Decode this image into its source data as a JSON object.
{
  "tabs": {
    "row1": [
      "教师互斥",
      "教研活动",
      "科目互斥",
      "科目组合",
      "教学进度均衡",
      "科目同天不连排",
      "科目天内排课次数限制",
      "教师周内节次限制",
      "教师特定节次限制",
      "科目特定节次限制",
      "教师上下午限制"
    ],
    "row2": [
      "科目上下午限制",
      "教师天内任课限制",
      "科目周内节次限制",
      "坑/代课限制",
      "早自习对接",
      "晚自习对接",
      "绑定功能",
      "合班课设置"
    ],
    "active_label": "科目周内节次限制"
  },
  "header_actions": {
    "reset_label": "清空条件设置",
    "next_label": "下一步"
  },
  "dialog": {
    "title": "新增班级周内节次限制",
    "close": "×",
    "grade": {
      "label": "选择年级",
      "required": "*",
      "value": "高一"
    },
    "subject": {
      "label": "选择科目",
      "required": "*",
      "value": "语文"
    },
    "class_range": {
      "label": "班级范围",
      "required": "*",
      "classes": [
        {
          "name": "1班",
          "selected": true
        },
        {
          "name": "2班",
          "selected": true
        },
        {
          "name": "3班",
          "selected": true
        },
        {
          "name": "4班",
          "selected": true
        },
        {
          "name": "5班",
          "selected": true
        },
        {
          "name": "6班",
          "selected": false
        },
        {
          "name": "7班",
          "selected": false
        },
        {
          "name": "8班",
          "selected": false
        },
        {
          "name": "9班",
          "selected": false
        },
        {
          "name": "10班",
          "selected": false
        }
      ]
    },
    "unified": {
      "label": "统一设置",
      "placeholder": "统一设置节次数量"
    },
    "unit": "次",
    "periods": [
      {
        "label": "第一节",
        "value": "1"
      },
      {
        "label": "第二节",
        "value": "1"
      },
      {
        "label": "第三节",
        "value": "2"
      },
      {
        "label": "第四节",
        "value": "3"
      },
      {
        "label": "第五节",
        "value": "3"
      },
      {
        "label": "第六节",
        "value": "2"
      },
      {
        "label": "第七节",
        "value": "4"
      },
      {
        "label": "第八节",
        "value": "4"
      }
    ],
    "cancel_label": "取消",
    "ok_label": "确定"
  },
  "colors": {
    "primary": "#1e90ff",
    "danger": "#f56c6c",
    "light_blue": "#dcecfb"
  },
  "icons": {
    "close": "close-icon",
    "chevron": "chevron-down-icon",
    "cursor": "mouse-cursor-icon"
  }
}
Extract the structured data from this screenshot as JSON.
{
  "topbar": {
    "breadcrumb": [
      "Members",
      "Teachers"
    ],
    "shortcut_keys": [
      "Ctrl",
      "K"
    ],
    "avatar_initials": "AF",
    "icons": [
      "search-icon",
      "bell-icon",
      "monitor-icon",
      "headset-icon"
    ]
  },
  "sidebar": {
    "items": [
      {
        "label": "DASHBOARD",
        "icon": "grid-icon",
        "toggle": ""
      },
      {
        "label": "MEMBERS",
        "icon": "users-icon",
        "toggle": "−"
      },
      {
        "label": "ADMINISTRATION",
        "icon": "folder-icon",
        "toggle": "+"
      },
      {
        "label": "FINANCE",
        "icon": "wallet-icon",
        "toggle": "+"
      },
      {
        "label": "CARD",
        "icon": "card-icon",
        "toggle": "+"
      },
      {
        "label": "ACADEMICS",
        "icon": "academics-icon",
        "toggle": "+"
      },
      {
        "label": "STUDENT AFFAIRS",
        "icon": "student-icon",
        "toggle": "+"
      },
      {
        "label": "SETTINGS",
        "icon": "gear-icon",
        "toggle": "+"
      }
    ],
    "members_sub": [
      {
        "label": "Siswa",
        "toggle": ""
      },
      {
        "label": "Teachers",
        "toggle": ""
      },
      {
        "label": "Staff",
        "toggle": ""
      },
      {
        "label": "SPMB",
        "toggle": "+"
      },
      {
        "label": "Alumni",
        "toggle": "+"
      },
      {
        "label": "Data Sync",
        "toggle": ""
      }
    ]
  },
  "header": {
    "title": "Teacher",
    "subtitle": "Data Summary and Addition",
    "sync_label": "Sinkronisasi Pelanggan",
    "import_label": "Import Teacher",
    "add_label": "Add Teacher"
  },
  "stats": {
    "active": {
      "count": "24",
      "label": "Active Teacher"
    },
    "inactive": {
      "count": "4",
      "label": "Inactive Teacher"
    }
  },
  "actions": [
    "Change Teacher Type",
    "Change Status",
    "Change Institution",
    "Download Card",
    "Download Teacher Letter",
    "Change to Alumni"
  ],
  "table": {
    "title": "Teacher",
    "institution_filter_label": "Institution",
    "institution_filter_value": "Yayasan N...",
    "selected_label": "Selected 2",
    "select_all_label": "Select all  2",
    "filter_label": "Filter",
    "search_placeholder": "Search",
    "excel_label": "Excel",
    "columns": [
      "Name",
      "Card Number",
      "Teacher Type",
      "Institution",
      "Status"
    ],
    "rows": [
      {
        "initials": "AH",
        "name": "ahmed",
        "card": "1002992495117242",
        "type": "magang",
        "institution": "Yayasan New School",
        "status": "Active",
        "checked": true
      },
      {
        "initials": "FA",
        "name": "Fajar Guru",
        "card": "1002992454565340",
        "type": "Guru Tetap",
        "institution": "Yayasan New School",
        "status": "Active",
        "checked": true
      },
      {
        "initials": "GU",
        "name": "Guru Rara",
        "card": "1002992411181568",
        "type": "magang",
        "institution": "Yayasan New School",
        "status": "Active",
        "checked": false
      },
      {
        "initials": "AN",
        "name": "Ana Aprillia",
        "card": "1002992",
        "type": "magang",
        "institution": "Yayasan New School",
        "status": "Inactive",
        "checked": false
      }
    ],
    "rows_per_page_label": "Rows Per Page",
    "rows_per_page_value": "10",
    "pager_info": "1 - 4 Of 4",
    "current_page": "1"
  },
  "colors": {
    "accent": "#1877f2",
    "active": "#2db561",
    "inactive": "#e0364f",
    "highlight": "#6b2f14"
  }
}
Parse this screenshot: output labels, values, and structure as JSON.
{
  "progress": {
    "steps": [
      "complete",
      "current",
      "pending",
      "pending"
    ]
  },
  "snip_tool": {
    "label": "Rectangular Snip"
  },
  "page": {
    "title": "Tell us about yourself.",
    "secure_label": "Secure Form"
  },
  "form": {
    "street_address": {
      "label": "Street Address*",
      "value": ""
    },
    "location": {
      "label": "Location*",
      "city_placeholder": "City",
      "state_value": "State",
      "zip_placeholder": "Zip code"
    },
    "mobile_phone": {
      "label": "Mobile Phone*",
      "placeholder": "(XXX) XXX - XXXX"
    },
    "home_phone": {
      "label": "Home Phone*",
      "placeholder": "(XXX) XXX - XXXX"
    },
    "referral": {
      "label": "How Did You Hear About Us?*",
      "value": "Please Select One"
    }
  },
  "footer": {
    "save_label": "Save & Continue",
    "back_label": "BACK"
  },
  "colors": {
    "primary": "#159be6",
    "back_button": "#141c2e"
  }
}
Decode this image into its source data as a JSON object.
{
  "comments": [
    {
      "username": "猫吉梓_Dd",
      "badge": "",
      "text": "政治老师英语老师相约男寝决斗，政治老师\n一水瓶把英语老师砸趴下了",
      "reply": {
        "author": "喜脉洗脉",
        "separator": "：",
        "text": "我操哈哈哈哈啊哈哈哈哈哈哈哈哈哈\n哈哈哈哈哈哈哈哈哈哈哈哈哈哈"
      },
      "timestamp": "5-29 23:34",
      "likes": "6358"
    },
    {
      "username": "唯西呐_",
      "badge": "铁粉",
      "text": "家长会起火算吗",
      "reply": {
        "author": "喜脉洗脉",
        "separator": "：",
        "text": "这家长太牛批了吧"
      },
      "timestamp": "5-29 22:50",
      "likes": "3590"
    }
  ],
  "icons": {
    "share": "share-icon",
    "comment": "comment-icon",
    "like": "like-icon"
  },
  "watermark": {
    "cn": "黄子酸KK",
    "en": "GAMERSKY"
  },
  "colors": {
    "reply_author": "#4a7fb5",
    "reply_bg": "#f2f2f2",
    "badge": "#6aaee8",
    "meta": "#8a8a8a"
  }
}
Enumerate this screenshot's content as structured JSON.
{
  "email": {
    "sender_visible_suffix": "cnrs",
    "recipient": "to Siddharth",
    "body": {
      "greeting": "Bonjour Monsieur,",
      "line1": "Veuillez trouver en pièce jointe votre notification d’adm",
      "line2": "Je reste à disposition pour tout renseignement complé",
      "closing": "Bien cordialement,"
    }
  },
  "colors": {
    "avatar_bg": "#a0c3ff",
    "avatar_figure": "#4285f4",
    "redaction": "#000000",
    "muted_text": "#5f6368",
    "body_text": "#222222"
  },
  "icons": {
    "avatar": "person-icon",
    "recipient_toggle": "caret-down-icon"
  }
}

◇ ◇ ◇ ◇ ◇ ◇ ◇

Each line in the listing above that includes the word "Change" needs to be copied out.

    "Change Teacher Type",
    "Change Status",
    "Change Institution",
    "Change to Alumni"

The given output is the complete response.